The European Central Bank should not favour so-called “green” assets in its multi-trillion-euro bond-buying programme or its work as bank supervisor, incoming ECB board member Isabel Schnabel said in an interview published on Monday (30 December).
Schnabel, a German economist who will join the ECB on 1 January, said using the central bank’s bond purchases, aimed at boosting inflation, to finance the fight against climate change could tie Frankfurt’s hands if it wanted to stop the scheme.
“I would find it rather problematic if the ECB were to favour green bonds as part of its bond purchase programmes,” she told the German newspaper Boersen-Zeitung. “We should not forget that the central bank needs the flexibility to reverse monetary policy if necessary.”
Her views contrasted with those of Bank of England Governor Mark Carney, who told BBC radio that financial services weren’t doing enough to discourage investment in fossil fuels. He called for a mix of public investment and change driven to combat climate change.
— Chris Packham (@ChrisGPackham) December 30, 2019
Schnabel also opposed giving green assets preferential treatment when they are accepted as collateral for ECB loans or when setting risk weights for banks, arguing they can be risky, too, and doing so would destabilise the financial system.

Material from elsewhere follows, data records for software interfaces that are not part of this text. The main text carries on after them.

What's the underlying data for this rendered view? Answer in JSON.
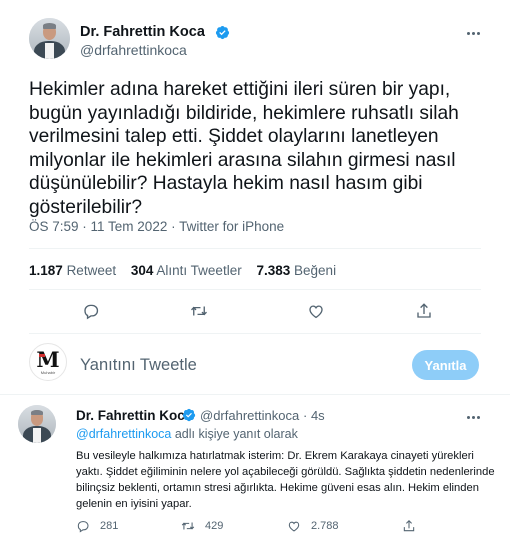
{
  "colors": {
    "accent": "#1d9bf0",
    "muted": "#536471",
    "text": "#0f1419",
    "button_disabled": "#8ecdf8"
  },
  "main_tweet": {
    "author_name": "Dr. Fahrettin Koca",
    "handle": "@drfahrettinkoca",
    "text": "Hekimler adına hareket ettiğini ileri süren bir yapı, bugün yayınladığı bildiride, hekimlere ruhsatlı silah verilmesini talep etti. Şiddet olaylarını lanetleyen milyonlar ile hekimleri arasına silahın girmesi nasıl düşünülebilir? Hastayla hekim nasıl hasım gibi gösterilebilir?",
    "meta": "ÖS 7:59 · 11 Tem 2022 · Twitter for iPhone",
    "stats": {
      "retweets_count": "1.187",
      "retweets_label": "Retweet",
      "quotes_count": "304",
      "quotes_label": "Alıntı Tweetler",
      "likes_count": "7.383",
      "likes_label": "Beğeni"
    },
    "actions": [
      "reply-icon",
      "retweet-icon",
      "like-icon",
      "share-icon"
    ]
  },
  "compose": {
    "placeholder": "Yanıtını Tweetle",
    "button_label": "Yanıtla",
    "avatar_letter": "M",
    "avatar_caption": "Muhabir"
  },
  "reply_tweet": {
    "author_name": "Dr. Fahrettin Koca",
    "handle": "@drfahrettinkoca",
    "time": "· 4s",
    "replying_mention": "@drfahrettinkoca",
    "replying_suffix": " adlı kişiye yanıt olarak",
    "text": "Bu vesileyle halkımıza hatırlatmak isterim: Dr. Ekrem Karakaya cinayeti yürekleri yaktı. Şiddet eğiliminin nelere yol açabileceği görüldü. Sağlıkta şiddetin nedenlerinde bilinçsiz beklenti, ortamın stresi ağırlıkta. Hekime güveni esas alın. Hekim elinden gelenin en iyisini yapar.",
    "reply_count": "281",
    "retweet_count": "429",
    "like_count": "2.788"
  }
}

The ECB should phase out climate-warming investments by preferring green bonds, said Christine Lagarde, the central bank’s new president, as she sought parliamentary approval before her nomination earlier this year.
While the amount of carbon assets in the ECB’s portfolio “can’t change overnight”, Lagarde said a “move to a gradual transition to eliminate this type of assets” was “something that needs to be done”.
But Germany is sceptical of any such move. Bundesbank chief Jens Weidmann responded to Lagarde’s call by insisting it was up to governments, and not the ECB, to fight climate change.
EU states failed to agree on what qualifies as a green asset earlier this month, making the ECB’s involvement even more difficult.
Climate change is one of the topics of a strategic review that the ECB will carry out in the coming year, along with a reassessment of the inflation target, currently set below, but close to 2%.
Schnabel said the goal should be clarified but saw little value in changing it or creating a range around it, as suggested by some commentators and fellow policy makers.
“It seems at least questionable whether this would bring more clarity,” she said.